→ **Exercise brief**
Search each line of the data for the word "готовность"; copy every line where it is found.

(Task input Opens)

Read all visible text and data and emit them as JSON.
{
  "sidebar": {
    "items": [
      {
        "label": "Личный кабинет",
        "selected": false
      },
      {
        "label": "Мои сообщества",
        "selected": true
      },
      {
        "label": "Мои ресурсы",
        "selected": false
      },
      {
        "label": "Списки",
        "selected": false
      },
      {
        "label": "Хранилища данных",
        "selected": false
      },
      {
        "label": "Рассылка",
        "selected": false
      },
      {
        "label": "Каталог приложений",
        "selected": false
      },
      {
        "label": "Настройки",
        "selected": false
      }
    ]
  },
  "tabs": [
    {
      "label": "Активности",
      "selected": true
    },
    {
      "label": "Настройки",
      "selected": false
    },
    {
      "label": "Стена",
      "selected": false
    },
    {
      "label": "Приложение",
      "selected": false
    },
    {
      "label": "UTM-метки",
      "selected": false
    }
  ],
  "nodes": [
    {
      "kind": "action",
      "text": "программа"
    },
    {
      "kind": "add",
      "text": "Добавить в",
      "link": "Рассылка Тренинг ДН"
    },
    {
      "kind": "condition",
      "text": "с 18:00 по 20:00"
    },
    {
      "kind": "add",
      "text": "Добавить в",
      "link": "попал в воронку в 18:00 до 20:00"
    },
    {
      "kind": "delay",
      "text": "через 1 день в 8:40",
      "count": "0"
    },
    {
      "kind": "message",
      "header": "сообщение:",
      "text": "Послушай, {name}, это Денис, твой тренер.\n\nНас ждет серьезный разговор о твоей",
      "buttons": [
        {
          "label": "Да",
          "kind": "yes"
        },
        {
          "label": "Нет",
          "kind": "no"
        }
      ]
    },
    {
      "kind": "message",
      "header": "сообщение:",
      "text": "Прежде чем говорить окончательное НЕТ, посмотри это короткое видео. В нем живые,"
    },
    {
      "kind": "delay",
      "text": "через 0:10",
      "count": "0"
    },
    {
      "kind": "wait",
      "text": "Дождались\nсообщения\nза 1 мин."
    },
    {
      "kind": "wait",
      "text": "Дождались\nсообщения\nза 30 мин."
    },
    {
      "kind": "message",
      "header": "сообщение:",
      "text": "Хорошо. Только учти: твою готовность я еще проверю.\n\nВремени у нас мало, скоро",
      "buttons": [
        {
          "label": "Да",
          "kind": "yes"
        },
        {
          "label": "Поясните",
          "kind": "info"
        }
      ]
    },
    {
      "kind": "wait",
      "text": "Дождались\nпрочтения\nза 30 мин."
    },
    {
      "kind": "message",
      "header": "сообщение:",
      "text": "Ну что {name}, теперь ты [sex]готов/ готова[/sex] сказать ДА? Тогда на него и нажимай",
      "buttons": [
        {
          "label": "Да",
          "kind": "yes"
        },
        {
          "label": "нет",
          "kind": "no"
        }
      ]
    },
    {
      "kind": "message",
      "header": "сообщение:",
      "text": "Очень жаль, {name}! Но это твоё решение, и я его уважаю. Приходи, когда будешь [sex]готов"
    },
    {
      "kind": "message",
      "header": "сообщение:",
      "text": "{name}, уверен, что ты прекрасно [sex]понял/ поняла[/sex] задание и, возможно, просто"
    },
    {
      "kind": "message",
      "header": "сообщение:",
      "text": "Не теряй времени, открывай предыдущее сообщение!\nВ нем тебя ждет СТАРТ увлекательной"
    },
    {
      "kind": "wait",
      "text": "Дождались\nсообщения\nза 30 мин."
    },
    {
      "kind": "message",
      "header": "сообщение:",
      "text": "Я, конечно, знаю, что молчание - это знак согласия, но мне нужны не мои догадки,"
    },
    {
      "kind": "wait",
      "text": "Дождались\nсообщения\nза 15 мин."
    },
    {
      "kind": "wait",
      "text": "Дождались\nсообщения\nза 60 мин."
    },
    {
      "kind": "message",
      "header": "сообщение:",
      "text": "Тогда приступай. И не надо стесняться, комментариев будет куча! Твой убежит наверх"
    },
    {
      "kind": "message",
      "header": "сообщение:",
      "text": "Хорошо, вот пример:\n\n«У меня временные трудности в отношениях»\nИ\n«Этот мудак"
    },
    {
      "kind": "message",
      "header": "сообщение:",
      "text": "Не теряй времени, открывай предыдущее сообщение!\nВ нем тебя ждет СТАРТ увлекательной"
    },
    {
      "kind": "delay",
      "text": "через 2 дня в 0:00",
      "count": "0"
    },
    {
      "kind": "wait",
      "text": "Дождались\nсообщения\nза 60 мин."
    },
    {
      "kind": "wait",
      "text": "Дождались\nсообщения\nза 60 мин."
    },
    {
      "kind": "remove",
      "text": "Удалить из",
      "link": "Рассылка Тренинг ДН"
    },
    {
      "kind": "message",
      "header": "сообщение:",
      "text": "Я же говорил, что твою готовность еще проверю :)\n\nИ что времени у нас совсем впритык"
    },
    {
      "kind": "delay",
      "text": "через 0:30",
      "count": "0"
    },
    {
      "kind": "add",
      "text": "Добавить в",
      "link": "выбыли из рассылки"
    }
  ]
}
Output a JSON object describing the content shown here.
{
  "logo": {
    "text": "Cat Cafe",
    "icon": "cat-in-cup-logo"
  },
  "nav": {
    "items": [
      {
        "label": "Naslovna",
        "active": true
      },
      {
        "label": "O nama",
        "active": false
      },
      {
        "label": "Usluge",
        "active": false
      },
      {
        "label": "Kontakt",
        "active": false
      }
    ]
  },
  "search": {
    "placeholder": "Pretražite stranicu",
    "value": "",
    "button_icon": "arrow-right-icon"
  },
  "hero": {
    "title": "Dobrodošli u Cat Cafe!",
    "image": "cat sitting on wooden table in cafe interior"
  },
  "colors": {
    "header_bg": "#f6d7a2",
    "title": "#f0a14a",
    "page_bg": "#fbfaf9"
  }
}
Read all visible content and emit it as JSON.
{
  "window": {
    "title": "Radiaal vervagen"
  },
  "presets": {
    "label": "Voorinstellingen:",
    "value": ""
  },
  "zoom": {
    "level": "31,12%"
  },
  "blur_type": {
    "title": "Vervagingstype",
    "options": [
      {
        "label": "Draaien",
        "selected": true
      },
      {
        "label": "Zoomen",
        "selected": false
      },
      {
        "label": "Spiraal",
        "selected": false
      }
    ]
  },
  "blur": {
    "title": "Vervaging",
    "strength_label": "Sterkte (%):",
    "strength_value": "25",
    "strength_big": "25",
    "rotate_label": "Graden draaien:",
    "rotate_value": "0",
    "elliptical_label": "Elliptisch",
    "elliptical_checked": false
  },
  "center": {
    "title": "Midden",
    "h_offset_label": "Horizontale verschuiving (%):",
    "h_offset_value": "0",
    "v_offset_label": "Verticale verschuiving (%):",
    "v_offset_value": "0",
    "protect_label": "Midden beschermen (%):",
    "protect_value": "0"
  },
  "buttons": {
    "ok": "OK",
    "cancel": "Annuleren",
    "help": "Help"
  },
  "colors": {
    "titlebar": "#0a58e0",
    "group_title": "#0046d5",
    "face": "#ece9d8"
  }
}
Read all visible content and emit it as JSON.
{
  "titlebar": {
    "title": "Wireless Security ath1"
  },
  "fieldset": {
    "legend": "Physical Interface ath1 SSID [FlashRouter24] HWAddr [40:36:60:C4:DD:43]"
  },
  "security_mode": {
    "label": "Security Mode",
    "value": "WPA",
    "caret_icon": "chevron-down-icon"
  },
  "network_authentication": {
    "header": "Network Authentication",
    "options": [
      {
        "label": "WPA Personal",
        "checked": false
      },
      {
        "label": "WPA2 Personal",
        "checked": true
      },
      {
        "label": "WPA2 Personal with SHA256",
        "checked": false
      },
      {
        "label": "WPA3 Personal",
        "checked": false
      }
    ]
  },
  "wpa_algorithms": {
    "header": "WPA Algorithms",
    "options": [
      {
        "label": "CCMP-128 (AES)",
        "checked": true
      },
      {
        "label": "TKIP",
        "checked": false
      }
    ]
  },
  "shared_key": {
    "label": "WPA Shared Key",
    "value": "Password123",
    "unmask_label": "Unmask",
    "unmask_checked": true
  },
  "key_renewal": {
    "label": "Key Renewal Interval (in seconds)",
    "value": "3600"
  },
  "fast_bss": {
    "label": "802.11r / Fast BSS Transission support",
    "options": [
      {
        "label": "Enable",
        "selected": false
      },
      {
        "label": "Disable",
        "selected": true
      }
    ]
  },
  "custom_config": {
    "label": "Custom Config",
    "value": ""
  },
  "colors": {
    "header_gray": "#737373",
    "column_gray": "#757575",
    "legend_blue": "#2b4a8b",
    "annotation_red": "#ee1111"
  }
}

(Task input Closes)

→ **Response for this exercise**
      "text": "Хорошо. Только учти: твою готовность я еще проверю.\n\nВремени у нас мало, скоро",
      "text": "Я же говорил, что твою готовность еще проверю :)\n\nИ что времени у нас совсем впритык"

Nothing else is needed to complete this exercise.